Improbably, half the club find themselves in Italy for the summer. Dakota accompanies Lucie to nanny, James tags along to watch over Dakota, Anita searches for her long-lost sister, and Catherine goes … just because she can, I think! Nowhere but in a novel would such circumstances evolve–but somehow, it doesn’t seem far-fetched. Jacobs touches on some big issues–single-parenting, aging parents–and knits each situation up neatly with no raveled edges. Certainly not very much like life, but satisfying enough for a spring weekend.

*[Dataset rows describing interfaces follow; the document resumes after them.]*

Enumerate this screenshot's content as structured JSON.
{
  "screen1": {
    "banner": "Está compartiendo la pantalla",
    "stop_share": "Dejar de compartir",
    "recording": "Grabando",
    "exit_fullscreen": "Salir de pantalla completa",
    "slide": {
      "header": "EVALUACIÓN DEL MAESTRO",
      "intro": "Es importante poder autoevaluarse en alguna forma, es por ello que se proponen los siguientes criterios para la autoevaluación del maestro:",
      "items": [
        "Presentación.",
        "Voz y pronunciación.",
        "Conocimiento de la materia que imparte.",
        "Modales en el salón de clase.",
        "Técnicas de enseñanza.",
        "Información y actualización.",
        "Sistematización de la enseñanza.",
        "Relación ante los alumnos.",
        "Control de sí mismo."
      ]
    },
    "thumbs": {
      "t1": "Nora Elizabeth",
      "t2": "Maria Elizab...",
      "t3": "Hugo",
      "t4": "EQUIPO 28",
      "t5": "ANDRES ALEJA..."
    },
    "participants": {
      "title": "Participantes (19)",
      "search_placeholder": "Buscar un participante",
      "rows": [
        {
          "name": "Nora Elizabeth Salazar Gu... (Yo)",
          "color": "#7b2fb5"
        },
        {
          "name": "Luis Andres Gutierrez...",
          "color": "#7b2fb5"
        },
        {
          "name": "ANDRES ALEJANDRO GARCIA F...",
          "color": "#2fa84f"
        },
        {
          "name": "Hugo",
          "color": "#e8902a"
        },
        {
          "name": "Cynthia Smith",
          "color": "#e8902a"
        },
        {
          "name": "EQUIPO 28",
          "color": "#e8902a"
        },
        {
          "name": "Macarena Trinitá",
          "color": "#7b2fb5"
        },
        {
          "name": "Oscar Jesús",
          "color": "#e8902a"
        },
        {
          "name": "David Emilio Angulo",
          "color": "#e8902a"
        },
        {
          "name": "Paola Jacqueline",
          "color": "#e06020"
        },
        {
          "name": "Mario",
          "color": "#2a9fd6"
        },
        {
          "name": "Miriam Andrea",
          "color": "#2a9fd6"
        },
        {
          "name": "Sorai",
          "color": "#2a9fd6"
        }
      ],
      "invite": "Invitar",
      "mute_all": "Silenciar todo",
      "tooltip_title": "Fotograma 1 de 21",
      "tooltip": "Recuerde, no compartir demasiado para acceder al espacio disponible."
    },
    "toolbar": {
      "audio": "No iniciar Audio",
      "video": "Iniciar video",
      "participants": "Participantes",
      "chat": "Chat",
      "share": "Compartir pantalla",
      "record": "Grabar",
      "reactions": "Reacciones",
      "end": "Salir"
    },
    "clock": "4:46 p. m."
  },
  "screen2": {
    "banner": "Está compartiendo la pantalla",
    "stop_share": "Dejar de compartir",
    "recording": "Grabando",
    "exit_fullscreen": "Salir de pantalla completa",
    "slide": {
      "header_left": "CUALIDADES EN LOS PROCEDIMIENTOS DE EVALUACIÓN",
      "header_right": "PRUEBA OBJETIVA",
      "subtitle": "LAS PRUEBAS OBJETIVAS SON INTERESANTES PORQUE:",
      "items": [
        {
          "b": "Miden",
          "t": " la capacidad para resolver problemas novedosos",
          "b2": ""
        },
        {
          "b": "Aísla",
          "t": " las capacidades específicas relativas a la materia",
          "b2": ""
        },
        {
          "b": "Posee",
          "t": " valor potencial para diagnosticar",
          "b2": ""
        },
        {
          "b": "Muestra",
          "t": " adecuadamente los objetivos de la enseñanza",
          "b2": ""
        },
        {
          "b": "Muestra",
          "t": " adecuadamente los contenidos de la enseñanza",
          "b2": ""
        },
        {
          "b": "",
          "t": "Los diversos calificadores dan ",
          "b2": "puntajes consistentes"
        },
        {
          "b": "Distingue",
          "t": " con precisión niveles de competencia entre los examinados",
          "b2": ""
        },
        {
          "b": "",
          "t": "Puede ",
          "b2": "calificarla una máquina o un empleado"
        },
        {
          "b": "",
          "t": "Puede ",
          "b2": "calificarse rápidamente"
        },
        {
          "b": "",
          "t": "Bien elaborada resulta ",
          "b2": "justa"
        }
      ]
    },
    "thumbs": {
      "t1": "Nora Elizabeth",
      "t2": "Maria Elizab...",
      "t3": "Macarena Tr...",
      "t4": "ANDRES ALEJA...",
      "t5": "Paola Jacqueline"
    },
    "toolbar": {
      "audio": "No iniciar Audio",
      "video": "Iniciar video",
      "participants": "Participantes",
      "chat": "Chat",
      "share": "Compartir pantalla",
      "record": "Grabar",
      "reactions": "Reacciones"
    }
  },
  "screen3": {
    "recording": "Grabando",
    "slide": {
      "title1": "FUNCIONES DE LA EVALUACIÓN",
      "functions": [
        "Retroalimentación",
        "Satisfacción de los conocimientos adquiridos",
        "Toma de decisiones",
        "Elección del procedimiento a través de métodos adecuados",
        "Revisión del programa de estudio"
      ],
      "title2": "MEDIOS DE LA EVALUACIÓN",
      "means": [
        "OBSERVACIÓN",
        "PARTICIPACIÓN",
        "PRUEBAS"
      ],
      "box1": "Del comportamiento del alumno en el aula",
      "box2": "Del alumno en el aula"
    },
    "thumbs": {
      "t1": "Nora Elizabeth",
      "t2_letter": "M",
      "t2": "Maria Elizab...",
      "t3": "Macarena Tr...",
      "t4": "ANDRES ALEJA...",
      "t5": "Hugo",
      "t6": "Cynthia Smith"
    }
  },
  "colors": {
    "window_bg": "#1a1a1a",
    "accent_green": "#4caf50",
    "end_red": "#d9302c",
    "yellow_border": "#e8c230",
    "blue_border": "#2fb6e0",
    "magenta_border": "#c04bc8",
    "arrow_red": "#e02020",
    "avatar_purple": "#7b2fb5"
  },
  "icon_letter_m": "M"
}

In fact, should there be a third Knitting Club novel … I’d very likely pick it up again and willingly let myself be transported to Walker and Daughter on the Upper West Side.

This ‘n that


Comfort Food
by Kate Jacobs

If a book could be a grilled cheese sandwich with tomato soup, this novel by Kate Jacobs would be just that. Nothing special, no fancy twists or turns–but satisfying all the same in a … comfort food kind of way. Rather typical chick lit, we’ve got the single mom (a widow this time), a young woman with a mysterious past, an even younger beauty queen trying to scratch and claw her way to fame, and, of course, the requisite hunk. What probably made the book work for me was the fact that the main character had a show on the CookingChannel–a slightly veiled stand-in for the Food Network. As a foodie who follows any number of celebrity chefs, part of the charm of the novel was trying to spot “my” celebrity chefs in the novel–but I have to admit the connections were pretty limited. If you’re in the (reading) mood for a light snack, Kate Jacobs novel just might hit the spot.

Too many books, too little time


–for blogging, at least. Sometimes frugal to a fault I hesitated buying this NPR recommended book–but my husband ordered off my wish list as a bit of “Happy Winter Break” reading material and it’s definitely a keeper. While I was initially drawn in by the stories of the help, it was Skeeter Phelan’s story that continued to draw the narrative forward. The lives of Abileen and Minny didn’t really change (although we understood with the death of Medgar Evars that Change was on the way), but Skeeter, a Junior League member standing just on the outside of the Southern Belle circle, evolved as she took down the stories of the colored women who served her family and the families of the other League members.

Skeeter begins her journey mourning the loss of the black woman who raised her and also her status as a “spinster” at age twenty-four. Thinking that since marriage wasn’t currently an option she’d find meaning in a career, Skeeter gets a part-time job at the local newspaper writing a household advice column. Knowing nothing about homemaking (since the help had done all things domestic in her family) Skeeter turns to Abileen, the maid of her best friend for help. Ablileen provides the substance Skeeter needs to write her column–and ends up throwing Skeeter the lifeline she needs. We see Skeeter as she comes to understand the lives of the black women she lived with side-by-side, as she gives up her chase to find a husband, as she throw off the propriety of the fifties to embrace the freedom of the sixties.

A compelling good read.